“It takes you an inch at a time,” David Hawley said Wednesday, explaining how his dad first lost his speech and then his mobility. In recent weeks he was bedridden.
A visitation for Hawley at the steamboat museum in the City Market on Thursday will be 10 years to the day since Greg Hawley was killed by a reckless driver on Interstate 70 in Independence.
“I think he picked it,” David Hawley said of the timing of his father’s death. “That’s just too coincidental.”
The Arabia museum’s collection of artifacts “stands as a lasting legacy of the determination and self-confidence for which Bob Hawley was so well known,” his obituary said.
“His gentle and kind demeanor was magnetic. He was a perceptive and thoughtful man whose wise council was highly regarded. Clever in the way of mechanical ingenuity, he was able to build or repair most any piece of equipment and made his living doing just that,” the obituary continued.

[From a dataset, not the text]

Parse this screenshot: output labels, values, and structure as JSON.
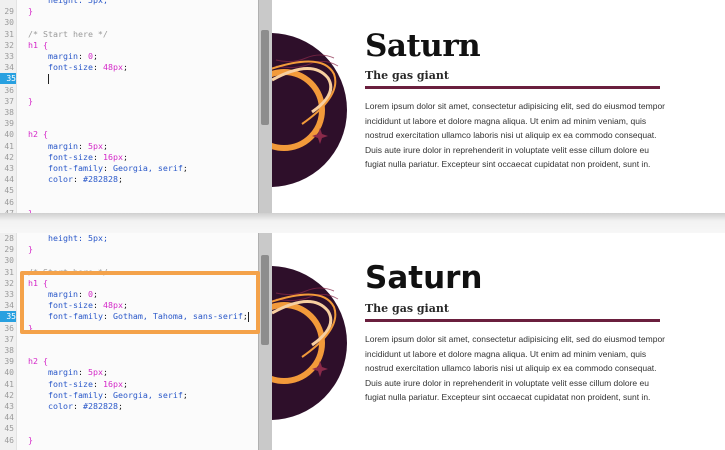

Hawley built his own refrigeration business in Independence before diving into the world of digging up boats.
He was also active in civic affairs, having championed the voter-approved move to a city charter, “which changed the form of government in Independence,” former mayor Barbara Potts said Wednesday.
But that did not spare the city from years of turmoil between rival political factions.
Hawley was elected to the city council in 1984 with the backing of the Good Government League and Citizens for Effective Leadership, groups that also backed Potts. Another force, the United Eastern Democrats, were aligned with former Independence councilman John Carnes and his allies. Hawley was defeated in 1988 by Victor Callahan.
“He was a good man,” Potts said of Hawley. “He was so down to earth and related to everyday kind of people. He had run a business so he had some pretty good idea about finances. He was very practical.”
Before his illness incapacitated him, Bob Hawley was heavily involved in the Arabia partnership’s quest to excavate another sunken steamboat. They found one, the Malta, that sank in the Missouri River in 1841 while headed upstream full of cargo. The boat was located beneath a soybean field near present-day Malta Bend.
“Dad came out early on and helped drill and we’d play around on the farm,” David Hawley said. “And when we got a little more serious into the drilling it was winter and he couldn’t come out then.”
But Bob Hawley still would watch the work on FaceTime and communicate by phone.
David Hawley said the excavation of the Malta will wait until the Arabia finds a new home. The current building is not large enough to hold artifacts from a second steamboat.
Visitation for Hawley is 5-8 p.m. Thursday at the museum, 400 Grand Blvd. There will be no admission fee.
Funeral service is 10 a.m. Friday at Speaks Funeral Home, 18020 E. 39th St. S. in Independence.